Saturday, January 26, 2019

System as Physics Engine, System as Narrative Engine

First off, let me apologize, as my terminology may be incorrect in modern gaming theory parlance; I'm not up to date on it. I'll try to define my terms as I go, and get this out of my head.

I've seen a lot of game systems in recent years (FATE, Powered by the Apocalypse) that have been called more 'narrative' in nature. On a linear continuum defined by two opposite poles, this would be one the poles. The opposite pole would be games that are more 'mechanistic' in nature.

Mechanistic game systems' primary priority is to emulate the 'physics engine' of a given world, including perhaps some unspoken rules of that world's genre. In the case of the Hero System, this allows to take damage and recover from it as people do in heroic fiction (books, comics, TV shows, movies), as opposed to how they do in real life. The game rules reinforce the consistency and therefore in-game plausibility of these things happening.

And plausibility -- strongly correlated to suspension of disbelief -- is one of the cornerstones of science fiction / fantasy stories.

Narrative game systems' primary priority appears to be (I've not played that many, and certainly not as long as I've been playing mechanistic game systems) to emulate the character archetypes and plot tropes of a given genre or sub-genre. The rules themselves enable and enforce the actions of characters and the unfolding of the story within certain parameters -- the good ones allowing for a multitude of stories without falling into the trap of the dreaded railroad.
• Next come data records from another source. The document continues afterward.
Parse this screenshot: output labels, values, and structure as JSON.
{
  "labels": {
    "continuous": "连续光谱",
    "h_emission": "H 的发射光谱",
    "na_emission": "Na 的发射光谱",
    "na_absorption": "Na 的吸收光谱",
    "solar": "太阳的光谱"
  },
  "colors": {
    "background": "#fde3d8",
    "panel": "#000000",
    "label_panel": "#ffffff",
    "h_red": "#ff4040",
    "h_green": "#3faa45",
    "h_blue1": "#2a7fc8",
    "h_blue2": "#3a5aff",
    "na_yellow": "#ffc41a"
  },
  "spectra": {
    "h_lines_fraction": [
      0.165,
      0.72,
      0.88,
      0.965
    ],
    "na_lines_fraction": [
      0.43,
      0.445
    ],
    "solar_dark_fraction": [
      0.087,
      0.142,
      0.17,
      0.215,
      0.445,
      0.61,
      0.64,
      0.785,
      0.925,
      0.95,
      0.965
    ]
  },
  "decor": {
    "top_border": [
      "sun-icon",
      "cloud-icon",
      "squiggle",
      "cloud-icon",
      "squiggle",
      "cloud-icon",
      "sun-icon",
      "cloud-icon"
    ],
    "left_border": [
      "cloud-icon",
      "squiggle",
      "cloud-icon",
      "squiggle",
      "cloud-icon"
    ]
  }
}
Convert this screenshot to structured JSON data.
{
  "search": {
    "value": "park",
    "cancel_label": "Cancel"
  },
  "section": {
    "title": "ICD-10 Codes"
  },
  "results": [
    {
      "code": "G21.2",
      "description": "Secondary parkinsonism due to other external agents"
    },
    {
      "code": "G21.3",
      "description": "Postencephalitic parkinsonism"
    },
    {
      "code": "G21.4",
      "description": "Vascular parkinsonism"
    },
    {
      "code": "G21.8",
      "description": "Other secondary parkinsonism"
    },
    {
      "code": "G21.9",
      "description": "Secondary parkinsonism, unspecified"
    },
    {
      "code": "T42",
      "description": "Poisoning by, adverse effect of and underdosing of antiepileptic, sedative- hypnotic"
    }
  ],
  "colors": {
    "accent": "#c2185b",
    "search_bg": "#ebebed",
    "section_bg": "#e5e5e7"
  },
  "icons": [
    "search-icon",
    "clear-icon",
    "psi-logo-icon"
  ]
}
The responsibility for plausibility here lies with the players and the GM rationalizing the unfolding of the story in a satisfying manner.

You'll note that I've steered away from calling either approach 'story-oriented'. To my mind, both are used to tell stories -- narrative ones seem to focus on the narrative flow of the game, while mechanistic ones tend to focus on the plausibility of the events that unfold in the game. Both seem to retain the agency of the players / player characters (for the most part).

With that in mind, some future posts I'll be writing will try to unpack what things I like about each type of system -- and which things I don't. My preference is clearly for mechanistic systems, as these are the ones that I'm most familiar with, and the type that I most strongly associate with RPG gameplay. But I've always been intrigued by different systems and settings in RPGs, so off I go...

Tuesday, January 22, 2019

Mining the DC TV Multiverse: Opening observations

When I was a young gamer, there was an extra delight in playing a supers game wherein there was a chance you might run into a villain or a hero from one of the established universes.

Certainly, if you were playing TSR's original Marvel Super-Heroes RPG, or the DC Heroes RPG, it was expected as the stats were already provided to you -- and it was expected that you were more or less in the same universe as the one in the comics. But if you were in one of the more generic superhero RPGs, then you expected that some liberties would be taken with the canon.

If it was a mixed universe -- with characters from both DC & Marvel (and perhaps other super-heroic universes), then you wondered how things were different.

For example: What was the REAL story behind supers in WWII (since the two big universes had different reasons why the metahuman population, along with the Olympic-level mystery men, could have ended the war a lot faster)? Did Superman first appear in 1938, and if so, does he look old now? Did Batman influence the appearance of the Moon Knight? Why didn't they find Captain America earlier with folks like the Spectre and Aquaman able to search for him?

And all of this is backstory, of course, not meant to detract from the stories and adventures of your own characters.

The current wave of DC multiverse TV shows (live action, not cartoon), shows that it's not afraid of shared multiverses (hello, Arrowverse) or segregated storylines (Titans, Gotham). Furthermore, they are comfortable  playing around with expectations derived from comic canon (Black Canary AND White Canary? Cisco Ramon?). Of course, the cartoon universe led the way with the classic Batman: The Animated Series -- and the movies have done their number of canon as well (Wonder Woman in WWI, older Batman, younger Superman, etc.).

It certainly has changed the expectations for variance from continuity -- now we're simultaneously looking at how the variances both stay true to the characters and their history, and how cleverly they change them to make them more interesting and engaging on their own, or within the context of the world they've been recreated in.

The bar has been raised (and lowered in some cases), and it's likely to be the same in your RPG's supers universe.